What needs to be done: Which of the lines below contain the string "пути"? Copy each one.

(Records from a dataset)
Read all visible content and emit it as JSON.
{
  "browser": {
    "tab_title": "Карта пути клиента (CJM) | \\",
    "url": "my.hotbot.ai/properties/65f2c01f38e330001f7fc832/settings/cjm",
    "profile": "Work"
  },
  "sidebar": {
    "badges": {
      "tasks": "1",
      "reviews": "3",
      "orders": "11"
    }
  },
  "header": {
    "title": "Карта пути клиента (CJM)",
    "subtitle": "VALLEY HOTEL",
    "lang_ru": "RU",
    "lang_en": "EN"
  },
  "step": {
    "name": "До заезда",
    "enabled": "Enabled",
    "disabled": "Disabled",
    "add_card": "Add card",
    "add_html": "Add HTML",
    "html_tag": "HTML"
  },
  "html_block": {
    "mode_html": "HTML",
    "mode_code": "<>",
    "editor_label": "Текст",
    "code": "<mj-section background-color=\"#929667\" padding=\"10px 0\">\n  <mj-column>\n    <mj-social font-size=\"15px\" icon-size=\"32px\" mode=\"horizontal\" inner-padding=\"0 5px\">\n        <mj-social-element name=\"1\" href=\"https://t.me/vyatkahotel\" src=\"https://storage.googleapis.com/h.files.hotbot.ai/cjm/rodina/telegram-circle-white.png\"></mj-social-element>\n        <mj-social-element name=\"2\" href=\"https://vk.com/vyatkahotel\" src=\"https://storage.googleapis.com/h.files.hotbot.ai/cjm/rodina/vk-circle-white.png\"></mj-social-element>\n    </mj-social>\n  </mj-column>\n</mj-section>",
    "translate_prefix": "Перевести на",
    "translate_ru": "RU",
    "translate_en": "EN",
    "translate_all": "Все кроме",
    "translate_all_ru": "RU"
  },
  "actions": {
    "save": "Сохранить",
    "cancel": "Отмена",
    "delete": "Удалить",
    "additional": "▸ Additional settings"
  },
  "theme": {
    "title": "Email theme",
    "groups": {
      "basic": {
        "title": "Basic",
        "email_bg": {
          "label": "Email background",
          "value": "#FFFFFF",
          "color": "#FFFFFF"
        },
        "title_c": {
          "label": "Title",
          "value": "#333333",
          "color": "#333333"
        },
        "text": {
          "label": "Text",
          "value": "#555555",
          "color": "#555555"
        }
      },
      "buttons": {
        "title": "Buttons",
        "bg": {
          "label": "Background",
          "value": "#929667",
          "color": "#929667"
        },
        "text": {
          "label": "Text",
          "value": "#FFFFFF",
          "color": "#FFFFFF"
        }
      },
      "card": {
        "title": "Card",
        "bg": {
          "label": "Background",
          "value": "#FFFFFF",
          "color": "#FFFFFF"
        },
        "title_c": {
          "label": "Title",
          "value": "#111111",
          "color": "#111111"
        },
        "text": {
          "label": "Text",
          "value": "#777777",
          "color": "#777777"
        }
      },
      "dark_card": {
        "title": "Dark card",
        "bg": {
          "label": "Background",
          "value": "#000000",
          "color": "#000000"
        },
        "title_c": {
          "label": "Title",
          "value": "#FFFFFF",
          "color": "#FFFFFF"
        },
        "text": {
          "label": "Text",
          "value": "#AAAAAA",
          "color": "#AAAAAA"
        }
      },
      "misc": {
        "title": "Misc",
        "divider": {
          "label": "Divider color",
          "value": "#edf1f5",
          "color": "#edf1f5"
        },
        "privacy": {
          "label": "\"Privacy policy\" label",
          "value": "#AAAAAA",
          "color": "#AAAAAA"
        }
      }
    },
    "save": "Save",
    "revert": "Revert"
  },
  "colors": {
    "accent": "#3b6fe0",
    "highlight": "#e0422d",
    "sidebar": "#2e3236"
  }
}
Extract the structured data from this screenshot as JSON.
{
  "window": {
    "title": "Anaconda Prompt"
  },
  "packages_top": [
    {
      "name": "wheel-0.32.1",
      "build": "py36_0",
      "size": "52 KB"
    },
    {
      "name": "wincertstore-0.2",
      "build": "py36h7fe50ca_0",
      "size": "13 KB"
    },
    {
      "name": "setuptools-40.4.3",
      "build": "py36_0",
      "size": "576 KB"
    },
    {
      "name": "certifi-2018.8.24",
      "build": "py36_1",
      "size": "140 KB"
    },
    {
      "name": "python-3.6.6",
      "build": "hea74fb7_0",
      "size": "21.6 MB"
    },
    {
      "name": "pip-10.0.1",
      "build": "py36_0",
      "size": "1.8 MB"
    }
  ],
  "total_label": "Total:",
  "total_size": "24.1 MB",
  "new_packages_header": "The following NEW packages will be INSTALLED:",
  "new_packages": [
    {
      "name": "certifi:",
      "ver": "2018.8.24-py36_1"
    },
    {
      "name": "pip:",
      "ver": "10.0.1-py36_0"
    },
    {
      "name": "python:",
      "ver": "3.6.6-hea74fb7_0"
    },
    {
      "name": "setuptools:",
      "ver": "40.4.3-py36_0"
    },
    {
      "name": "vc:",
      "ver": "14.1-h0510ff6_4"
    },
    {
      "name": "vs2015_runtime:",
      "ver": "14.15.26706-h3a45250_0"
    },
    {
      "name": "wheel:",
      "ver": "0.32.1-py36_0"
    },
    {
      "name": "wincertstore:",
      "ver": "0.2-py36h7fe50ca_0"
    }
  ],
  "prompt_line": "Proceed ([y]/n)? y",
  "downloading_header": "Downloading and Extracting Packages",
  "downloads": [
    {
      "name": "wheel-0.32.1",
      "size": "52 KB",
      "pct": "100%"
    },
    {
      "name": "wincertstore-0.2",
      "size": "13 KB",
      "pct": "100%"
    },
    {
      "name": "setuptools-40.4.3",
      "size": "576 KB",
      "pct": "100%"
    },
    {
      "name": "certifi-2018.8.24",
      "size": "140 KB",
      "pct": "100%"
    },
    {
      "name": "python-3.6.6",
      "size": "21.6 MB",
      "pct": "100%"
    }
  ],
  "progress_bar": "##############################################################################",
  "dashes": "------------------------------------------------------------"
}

Solved exercise:
    "tab_title": "Карта пути клиента (CJM) | \\",
    "title": "Карта пути клиента (CJM)",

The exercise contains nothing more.